Dataset rows for apps and sites:

┄┄┄┄┄┄┄┄┄┄

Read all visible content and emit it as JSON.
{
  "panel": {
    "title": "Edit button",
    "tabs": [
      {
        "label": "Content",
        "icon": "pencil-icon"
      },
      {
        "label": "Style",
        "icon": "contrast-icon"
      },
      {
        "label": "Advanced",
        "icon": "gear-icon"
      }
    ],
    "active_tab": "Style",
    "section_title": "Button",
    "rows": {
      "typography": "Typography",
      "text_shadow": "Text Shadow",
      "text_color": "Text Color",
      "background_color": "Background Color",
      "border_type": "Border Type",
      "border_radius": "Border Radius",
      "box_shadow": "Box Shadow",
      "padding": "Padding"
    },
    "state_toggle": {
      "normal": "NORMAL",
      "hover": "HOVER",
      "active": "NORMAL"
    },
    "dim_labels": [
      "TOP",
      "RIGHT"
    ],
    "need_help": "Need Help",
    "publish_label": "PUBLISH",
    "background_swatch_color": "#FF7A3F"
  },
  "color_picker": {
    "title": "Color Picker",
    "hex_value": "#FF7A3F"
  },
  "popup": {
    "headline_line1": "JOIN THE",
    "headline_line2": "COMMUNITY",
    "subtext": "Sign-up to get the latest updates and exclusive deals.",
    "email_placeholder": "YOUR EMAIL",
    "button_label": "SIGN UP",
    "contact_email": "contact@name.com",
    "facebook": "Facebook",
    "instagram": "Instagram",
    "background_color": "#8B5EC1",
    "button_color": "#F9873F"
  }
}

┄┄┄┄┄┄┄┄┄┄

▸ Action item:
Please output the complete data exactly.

▸ The completed task:
Read all visible content and emit it as JSON.
{
  "panel": {
    "title": "Edit button",
    "tabs": [
      {
        "label": "Content",
        "icon": "pencil-icon"
      },
      {
        "label": "Style",
        "icon": "contrast-icon"
      },
      {
        "label": "Advanced",
        "icon": "gear-icon"
      }
    ],
    "active_tab": "Style",
    "section_title": "Button",
    "rows": {
      "typography": "Typography",
      "text_shadow": "Text Shadow",
      "text_color": "Text Color",
      "background_color": "Background Color",
      "border_type": "Border Type",
      "border_radius": "Border Radius",
      "box_shadow": "Box Shadow",
      "padding": "Padding"
    },
    "state_toggle": {
      "normal": "NORMAL",
      "hover": "HOVER",
      "active": "NORMAL"
    },
    "dim_labels": [
      "TOP",
      "RIGHT"
    ],
    "need_help": "Need Help",
    "publish_label": "PUBLISH",
    "background_swatch_color": "#FF7A3F"
  },
  "color_picker": {
    "title": "Color Picker",
    "hex_value": "#FF7A3F"
  },
  "popup": {
    "headline_line1": "JOIN THE",
    "headline_line2": "COMMUNITY",
    "subtext": "Sign-up to get the latest updates and exclusive deals.",
    "email_placeholder": "YOUR EMAIL",
    "button_label": "SIGN UP",
    "contact_email": "contact@name.com",
    "facebook": "Facebook",
    "instagram": "Instagram",
    "background_color": "#8B5EC1",
    "button_color": "#F9873F"
  }
}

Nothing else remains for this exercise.